I am astounded to discover that my personal section of this website lacks a page dedicated to Frogger Rogger. Frogger has been my boon comrade since I was 19 years old. Frogger was a gift from Leslie Schneider. He’s about 30 cm long, stuffed with foam rubber. The material is a garish cloth that could only have been sold in the 60s; believe it or not, I still have a supply of the material should the need for skin grafts arise (again). But it’s perfect for a frog.
I took a shine to Frogger and took him everywhere I went. He was an extension of my ball that I had eight years earlier. I took him to bed with me each night. It’s amazing that, in the 44 years I have had him, I have never lost him. Well, there was the time I left him on board an airplane, and the time I left him at a hotel, but in both cases I quickly recovered him.
Frogger had many escapades. I made him a lavender parachute when I was an undergraduate. I arranged a paradrop with my friends. They took him to the roof of a six-story dorm and I waited below. I was pacing back and forth nervously, occasionally shouting up at them as they tied him into the parachute harness. A coed came up on her bicycle and asked what I was doing. I explained that we were about to drop my frog off the roof. She excoriated me for my cruelty, but I interrupted her, explaining that he had a parachute. Just then the guys on the roof yelled “Geronimo!” and Frogger came floating down, causing the coed to scream.
At the same dorm we came up with another scheme: the “Frogger the Bomb” game. There were twelve of us; we distributed ourselves along the stairwell, one person at each landing.

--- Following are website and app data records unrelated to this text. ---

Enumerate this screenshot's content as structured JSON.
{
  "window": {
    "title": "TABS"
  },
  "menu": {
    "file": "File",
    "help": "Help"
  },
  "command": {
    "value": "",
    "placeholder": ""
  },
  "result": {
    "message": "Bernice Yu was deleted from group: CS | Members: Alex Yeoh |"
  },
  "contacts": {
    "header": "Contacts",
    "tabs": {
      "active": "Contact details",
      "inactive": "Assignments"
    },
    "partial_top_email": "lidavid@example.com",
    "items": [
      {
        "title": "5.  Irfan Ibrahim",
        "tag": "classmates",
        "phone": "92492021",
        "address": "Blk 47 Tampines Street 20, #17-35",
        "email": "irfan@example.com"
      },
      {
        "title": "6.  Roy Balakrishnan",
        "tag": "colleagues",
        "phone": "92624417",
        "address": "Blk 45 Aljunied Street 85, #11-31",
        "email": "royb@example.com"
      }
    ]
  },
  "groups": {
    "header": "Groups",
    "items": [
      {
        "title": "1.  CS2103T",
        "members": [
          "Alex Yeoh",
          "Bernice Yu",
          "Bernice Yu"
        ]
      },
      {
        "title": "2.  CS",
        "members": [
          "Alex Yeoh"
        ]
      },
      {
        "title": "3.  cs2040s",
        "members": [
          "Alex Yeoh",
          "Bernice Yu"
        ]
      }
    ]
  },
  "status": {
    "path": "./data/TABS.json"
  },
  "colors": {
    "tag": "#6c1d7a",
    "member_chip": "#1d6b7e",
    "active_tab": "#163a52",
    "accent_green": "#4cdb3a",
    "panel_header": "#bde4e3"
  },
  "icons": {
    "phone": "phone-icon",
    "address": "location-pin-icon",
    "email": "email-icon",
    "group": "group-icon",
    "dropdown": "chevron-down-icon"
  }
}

The guy at the top would carefully aim Frogger and drop him down the center gap between the stairs. With good aim, he should have made it all the way down to the basement, but Frogger’s aerodynamics always prevented that. Your score was how many floors Frogger fell before hitting. When done, the top guy ran all the way down the stairs and everybody else moved one flight of stairs upwards.
I used to wear a flight suit while driving my motorcycle, so somebody made a matching flight suit for Frogger. Here he is in it:
As you can see, Frogger got a lot of wear and tear during his early years. I had to patch him up twice; now he’s in perfect condition. I made a poster featuring Frogger; here’s a photo of it today, 40 years after I made it
While I was in grad school, we grad students were required to attend the weekly colloquia, in which dull professors from distant universities came to bore us with their dull research. The University of Missouri couldn’t attract top-name researchers, so we had to settle for third-string guys. We grad students resented this waste of our time, but it was required, so we showed up and tried to make the best of it. One day, there seemed to be some sort of delay, and the host professor seemed to be stalling things. My suspicions aroused, I saw a photographer at the top of the lecture hall setting up a camera. This struck me as an ideal opportunity for a little mischief, so I perched Frogger on my shoulder facing the camera.
A month or so later, I received an angry call to report to the office of one of the professors. He had a freshly-opened box on his desk, and I could see it was full of the new departmental brochures, used to attract grad students and present the department in its best light. Right there on the back cover of the brochure was this photo, with Frogger taking up as much visual space as our guest lecturer. He slapped the brochure down on the desk and demanded to know what he was going to do with 1,000 freshly printed brochures with this photo on them. It took a herculean effort on my part to suppress a wicked grin. “Gosh, I didn’t realize what was going on then”, I pled. He grumbled and I high-tailed it out of there.
Frogger has been all over the world with me; I’ve taken a few representative photos:
Taking a dive at Half Dome, Yosemite, California
at the controls of an Air Force jet
Just after I took this shot, I was approached by a guard, who told me that it was illegal to take photographs like this and she might have to confiscate my camera. I was genuinely confused and asked what made my photograph illegal. She said it was insulting to the heritage of the Greek people. I didn’t argue, I just asked her if it was OK to take pictures of dogs at the Parthenon. She said it was. “But not frogs?” I asked. “What about cats? Is it legal to take pictures of cats?” Yes, it was, she replied. “But not frogs?” I asked. At this point she said “Don’t take any more pictures like that!” and stomped off.